* [Work item]:
Print every line below exactly. Skip the pictures.
══════════════════════════════
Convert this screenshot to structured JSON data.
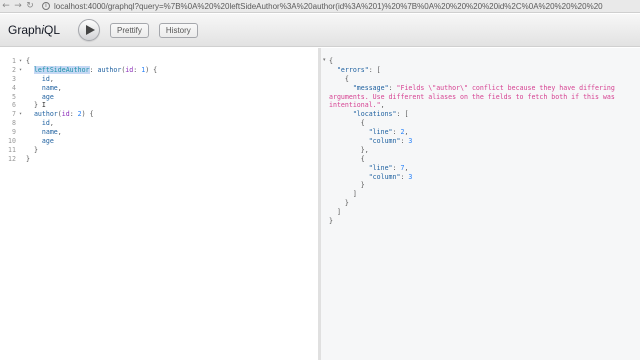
{
  "browser": {
    "url": "localhost:4000/graphql?query=%7B%0A%20%20leftSideAuthor%3A%20author(id%3A%201)%20%7B%0A%20%20%20%20id%2C%0A%20%20%20%20"
  },
  "toolbar": {
    "title_prefix": "Graph",
    "title_italic": "i",
    "title_suffix": "QL",
    "prettify_label": "Prettify",
    "history_label": "History"
  },
  "editor": {
    "line_numbers": [
      "1",
      "2",
      "3",
      "4",
      "5",
      "6",
      "7",
      "8",
      "9",
      "10",
      "11",
      "12"
    ],
    "fold_markers": [
      "▾",
      "▾",
      "",
      "",
      "",
      "",
      "▾",
      "",
      "",
      "",
      "",
      ""
    ],
    "lines": [
      [
        {
          "t": "{",
          "c": "kw-punc"
        }
      ],
      [
        {
          "t": "  ",
          "c": ""
        },
        {
          "t": "leftSideAuthor",
          "c": "alias"
        },
        {
          "t": ": ",
          "c": "kw-punc"
        },
        {
          "t": "author",
          "c": "field"
        },
        {
          "t": "(",
          "c": "kw-punc"
        },
        {
          "t": "id",
          "c": "arg"
        },
        {
          "t": ": ",
          "c": "kw-punc"
        },
        {
          "t": "1",
          "c": "num"
        },
        {
          "t": ") {",
          "c": "kw-punc"
        }
      ],
      [
        {
          "t": "    ",
          "c": ""
        },
        {
          "t": "id",
          "c": "field"
        },
        {
          "t": ",",
          "c": "kw-punc"
        }
      ],
      [
        {
          "t": "    ",
          "c": ""
        },
        {
          "t": "name",
          "c": "field"
        },
        {
          "t": ",",
          "c": "kw-punc"
        }
      ],
      [
        {
          "t": "    ",
          "c": ""
        },
        {
          "t": "age",
          "c": "field"
        }
      ],
      [
        {
          "t": "  }",
          "c": "kw-punc"
        },
        {
          "t": " I",
          "c": "caret"
        }
      ],
      [
        {
          "t": "  ",
          "c": ""
        },
        {
          "t": "author",
          "c": "field"
        },
        {
          "t": "(",
          "c": "kw-punc"
        },
        {
          "t": "id",
          "c": "arg"
        },
        {
          "t": ": ",
          "c": "kw-punc"
        },
        {
          "t": "2",
          "c": "num"
        },
        {
          "t": ") {",
          "c": "kw-punc"
        }
      ],
      [
        {
          "t": "    ",
          "c": ""
        },
        {
          "t": "id",
          "c": "field"
        },
        {
          "t": ",",
          "c": "kw-punc"
        }
      ],
      [
        {
          "t": "    ",
          "c": ""
        },
        {
          "t": "name",
          "c": "field"
        },
        {
          "t": ",",
          "c": "kw-punc"
        }
      ],
      [
        {
          "t": "    ",
          "c": ""
        },
        {
          "t": "age",
          "c": "field"
        }
      ],
      [
        {
          "t": "  }",
          "c": "kw-punc"
        }
      ],
      [
        {
          "t": "}",
          "c": "kw-punc"
        }
      ]
    ]
  },
  "result": {
    "fold_markers": [
      "▾",
      "",
      "",
      "",
      "",
      "",
      "",
      "",
      "",
      "",
      "",
      "",
      "",
      "",
      "",
      "",
      "",
      "",
      ""
    ],
    "lines": [
      [
        {
          "t": "{",
          "c": "kw-punc"
        }
      ],
      [
        {
          "t": "  ",
          "c": ""
        },
        {
          "t": "\"errors\"",
          "c": "prop"
        },
        {
          "t": ": [",
          "c": "kw-punc"
        }
      ],
      [
        {
          "t": "    {",
          "c": "kw-punc"
        }
      ],
      [
        {
          "t": "      ",
          "c": ""
        },
        {
          "t": "\"message\"",
          "c": "prop"
        },
        {
          "t": ": ",
          "c": "kw-punc"
        },
        {
          "t": "\"Fields \\\"author\\\" conflict because they have differing",
          "c": "str"
        }
      ],
      [
        {
          "t": "arguments. Use different aliases on the fields to fetch both if this was",
          "c": "str"
        }
      ],
      [
        {
          "t": "intentional.\"",
          "c": "str"
        },
        {
          "t": ",",
          "c": "kw-punc"
        }
      ],
      [
        {
          "t": "      ",
          "c": ""
        },
        {
          "t": "\"locations\"",
          "c": "prop"
        },
        {
          "t": ": [",
          "c": "kw-punc"
        }
      ],
      [
        {
          "t": "        {",
          "c": "kw-punc"
        }
      ],
      [
        {
          "t": "          ",
          "c": ""
        },
        {
          "t": "\"line\"",
          "c": "prop"
        },
        {
          "t": ": ",
          "c": "kw-punc"
        },
        {
          "t": "2",
          "c": "num"
        },
        {
          "t": ",",
          "c": "kw-punc"
        }
      ],
      [
        {
          "t": "          ",
          "c": ""
        },
        {
          "t": "\"column\"",
          "c": "prop"
        },
        {
          "t": ": ",
          "c": "kw-punc"
        },
        {
          "t": "3",
          "c": "num"
        }
      ],
      [
        {
          "t": "        },",
          "c": "kw-punc"
        }
      ],
      [
        {
          "t": "        {",
          "c": "kw-punc"
        }
      ],
      [
        {
          "t": "          ",
          "c": ""
        },
        {
          "t": "\"line\"",
          "c": "prop"
        },
        {
          "t": ": ",
          "c": "kw-punc"
        },
        {
          "t": "7",
          "c": "num"
        },
        {
          "t": ",",
          "c": "kw-punc"
        }
      ],
      [
        {
          "t": "          ",
          "c": ""
        },
        {
          "t": "\"column\"",
          "c": "prop"
        },
        {
          "t": ": ",
          "c": "kw-punc"
        },
        {
          "t": "3",
          "c": "num"
        }
      ],
      [
        {
          "t": "        }",
          "c": "kw-punc"
        }
      ],
      [
        {
          "t": "      ]",
          "c": "kw-punc"
        }
      ],
      [
        {
          "t": "    }",
          "c": "kw-punc"
        }
      ],
      [
        {
          "t": "  ]",
          "c": "kw-punc"
        }
      ],
      [
        {
          "t": "}",
          "c": "kw-punc"
        }
      ]
    ]
  }
}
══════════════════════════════
* [Solution to this exercise]:
Convert this screenshot to structured JSON data.
{
  "browser": {
    "url": "localhost:4000/graphql?query=%7B%0A%20%20leftSideAuthor%3A%20author(id%3A%201)%20%7B%0A%20%20%20%20id%2C%0A%20%20%20%20"
  },
  "toolbar": {
    "title_prefix": "Graph",
    "title_italic": "i",
    "title_suffix": "QL",
    "prettify_label": "Prettify",
    "history_label": "History"
  },
  "editor": {
    "line_numbers": [
      "1",
      "2",
      "3",
      "4",
      "5",
      "6",
      "7",
      "8",
      "9",
      "10",
      "11",
      "12"
    ],
    "fold_markers": [
      "▾",
      "▾",
      "",
      "",
      "",
      "",
      "▾",
      "",
      "",
      "",
      "",
      ""
    ],
    "lines": [
      [
        {
          "t": "{",
          "c": "kw-punc"
        }
      ],
      [
        {
          "t": "  ",
          "c": ""
        },
        {
          "t": "leftSideAuthor",
          "c": "alias"
        },
        {
          "t": ": ",
          "c": "kw-punc"
        },
        {
          "t": "author",
          "c": "field"
        },
        {
          "t": "(",
          "c": "kw-punc"
        },
        {
          "t": "id",
          "c": "arg"
        },
        {
          "t": ": ",
          "c": "kw-punc"
        },
        {
          "t": "1",
          "c": "num"
        },
        {
          "t": ") {",
          "c": "kw-punc"
        }
      ],
      [
        {
          "t": "    ",
          "c": ""
        },
        {
          "t": "id",
          "c": "field"
        },
        {
          "t": ",",
          "c": "kw-punc"
        }
      ],
      [
        {
          "t": "    ",
          "c": ""
        },
        {
          "t": "name",
          "c": "field"
        },
        {
          "t": ",",
          "c": "kw-punc"
        }
      ],
      [
        {
          "t": "    ",
          "c": ""
        },
        {
          "t": "age",
          "c": "field"
        }
      ],
      [
        {
          "t": "  }",
          "c": "kw-punc"
        },
        {
          "t": " I",
          "c": "caret"
        }
      ],
      [
        {
          "t": "  ",
          "c": ""
        },
        {
          "t": "author",
          "c": "field"
        },
        {
          "t": "(",
          "c": "kw-punc"
        },
        {
          "t": "id",
          "c": "arg"
        },
        {
          "t": ": ",
          "c": "kw-punc"
        },
        {
          "t": "2",
          "c": "num"
        },
        {
          "t": ") {",
          "c": "kw-punc"
        }
      ],
      [
        {
          "t": "    ",
          "c": ""
        },
        {
          "t": "id",
          "c": "field"
        },
        {
          "t": ",",
          "c": "kw-punc"
        }
      ],
      [
        {
          "t": "    ",
          "c": ""
        },
        {
          "t": "name",
          "c": "field"
        },
        {
          "t": ",",
          "c": "kw-punc"
        }
      ],
      [
        {
          "t": "    ",
          "c": ""
        },
        {
          "t": "age",
          "c": "field"
        }
      ],
      [
        {
          "t": "  }",
          "c": "kw-punc"
        }
      ],
      [
        {
          "t": "}",
          "c": "kw-punc"
        }
      ]
    ]
  },
  "result": {
    "fold_markers": [
      "▾",
      "",
      "",
      "",
      "",
      "",
      "",
      "",
      "",
      "",
      "",
      "",
      "",
      "",
      "",
      "",
      "",
      "",
      ""
    ],
    "lines": [
      [
        {
          "t": "{",
          "c": "kw-punc"
        }
      ],
      [
        {
          "t": "  ",
          "c": ""
        },
        {
          "t": "\"errors\"",
          "c": "prop"
        },
        {
          "t": ": [",
          "c": "kw-punc"
        }
      ],
      [
        {
          "t": "    {",
          "c": "kw-punc"
        }
      ],
      [
        {
          "t": "      ",
          "c": ""
        },
        {
          "t": "\"message\"",
          "c": "prop"
        },
        {
          "t": ": ",
          "c": "kw-punc"
        },
        {
          "t": "\"Fields \\\"author\\\" conflict because they have differing",
          "c": "str"
        }
      ],
      [
        {
          "t": "arguments. Use different aliases on the fields to fetch both if this was",
          "c": "str"
        }
      ],
      [
        {
          "t": "intentional.\"",
          "c": "str"
        },
        {
          "t": ",",
          "c": "kw-punc"
        }
      ],
      [
        {
          "t": "      ",
          "c": ""
        },
        {
          "t": "\"locations\"",
          "c": "prop"
        },
        {
          "t": ": [",
          "c": "kw-punc"
        }
      ],
      [
        {
          "t": "        {",
          "c": "kw-punc"
        }
      ],
      [
        {
          "t": "          ",
          "c": ""
        },
        {
          "t": "\"line\"",
          "c": "prop"
        },
        {
          "t": ": ",
          "c": "kw-punc"
        },
        {
          "t": "2",
          "c": "num"
        },
        {
          "t": ",",
          "c": "kw-punc"
        }
      ],
      [
        {
          "t": "          ",
          "c": ""
        },
        {
          "t": "\"column\"",
          "c": "prop"
        },
        {
          "t": ": ",
          "c": "kw-punc"
        },
        {
          "t": "3",
          "c": "num"
        }
      ],
      [
        {
          "t": "        },",
          "c": "kw-punc"
        }
      ],
      [
        {
          "t": "        {",
          "c": "kw-punc"
        }
      ],
      [
        {
          "t": "          ",
          "c": ""
        },
        {
          "t": "\"line\"",
          "c": "prop"
        },
        {
          "t": ": ",
          "c": "kw-punc"
        },
        {
          "t": "7",
          "c": "num"
        },
        {
          "t": ",",
          "c": "kw-punc"
        }
      ],
      [
        {
          "t": "          ",
          "c": ""
        },
        {
          "t": "\"column\"",
          "c": "prop"
        },
        {
          "t": ": ",
          "c": "kw-punc"
        },
        {
          "t": "3",
          "c": "num"
        }
      ],
      [
        {
          "t": "        }",
          "c": "kw-punc"
        }
      ],
      [
        {
          "t": "      ]",
          "c": "kw-punc"
        }
      ],
      [
        {
          "t": "    }",
          "c": "kw-punc"
        }
      ],
      [
        {
          "t": "  ]",
          "c": "kw-punc"
        }
      ],
      [
        {
          "t": "}",
          "c": "kw-punc"
        }
      ]
    ]
  }
}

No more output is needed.